Coinbase reveals that an additional $300,000 could have been sent to the hackers had the exchange not taken immediate action
A week after Twitter was crippled by the worst security incident in its history, which led to dozens of high profile accounts being compromised and a substantial amount of stolen Bitcoin, the investigations continue.
The hackers that managed to breach the social media networking site defrauded people of more than $100,000 worth of Bitcoin by using some of the accounts to promote a fictitious organisation called Crypto For Health, claiming to raise funds for community healthcare. Other accounts promised to double the Bitcoin that was sent to the link, which would then be returned to the sender.
However, data from Coinbase shows that the hackers had the potential to defraud much more out of the sting, with at least an additional $300,000 worth of BTC having been held back by the exchanges.
As the attack spread through the site on July 15th, Bitcoin exchanges worked with Twitter to prevent the hackers from receiving more of their stolen Bitcoin.
Twitter’s first step was to temporarily disable the capability to tweet for all verified users. Next, the site blocked all tweets that contained a Bitcoin address.
Bitcoin exchanges did their part by blacklisting the addresses that were linked to the hackers. This prevented money associated with the scam from moving between exchanges.

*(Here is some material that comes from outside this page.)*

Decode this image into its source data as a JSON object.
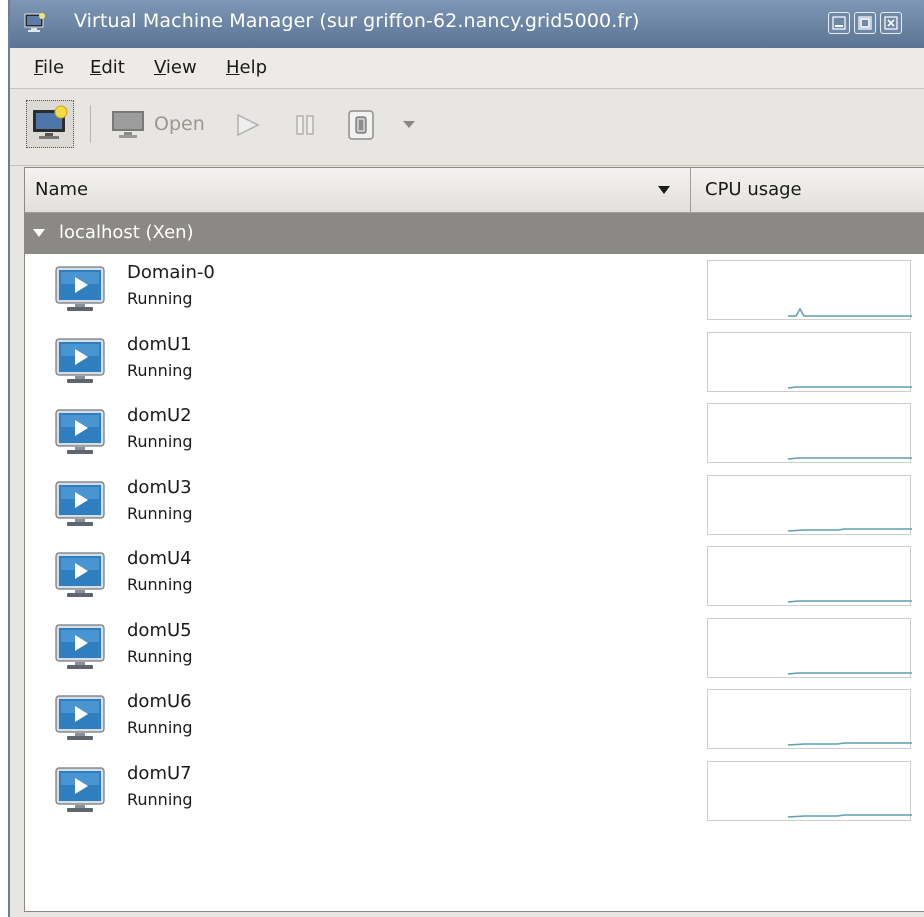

Coinbase chief information security officer Philip Martin revealed that the company had already observed an anomaly within the first few minutes of Gemini and Binance’s tweets. The two companies were early targets for the fraudsters, immediately before the Coinbase Twitter handle itself was compromised.
Martin revealed that only 14 Coinbase users were affected by the hackers. They managed to send around $3,000 in Bitcoin to the address before it was blacklisted by the company.
Gemini, Kraken, and Binance, have also confirmed that they have blacklisted the hacker’s address.
Chief executive of Kraken, Jesse Powell, assures users that exchanges are actively on the lookout for suspicious Bitcoin addresses such as the one shared on Twitter.
“The Twitter hack was a more widespread event, but scams of this nature are not new. Kraken proactively monitors for this type of activity and blocks certain addresses that we come across. Like any other scam, we proactively blocked the addresses from the Twitter hack earlier this week”, Powell said.
This move to blacklist select wallet addresses, even those that are under the control of hackers, have raised speculations in the community that major crypto exchanges could censor Bitcoin transactions that they deem undesirable.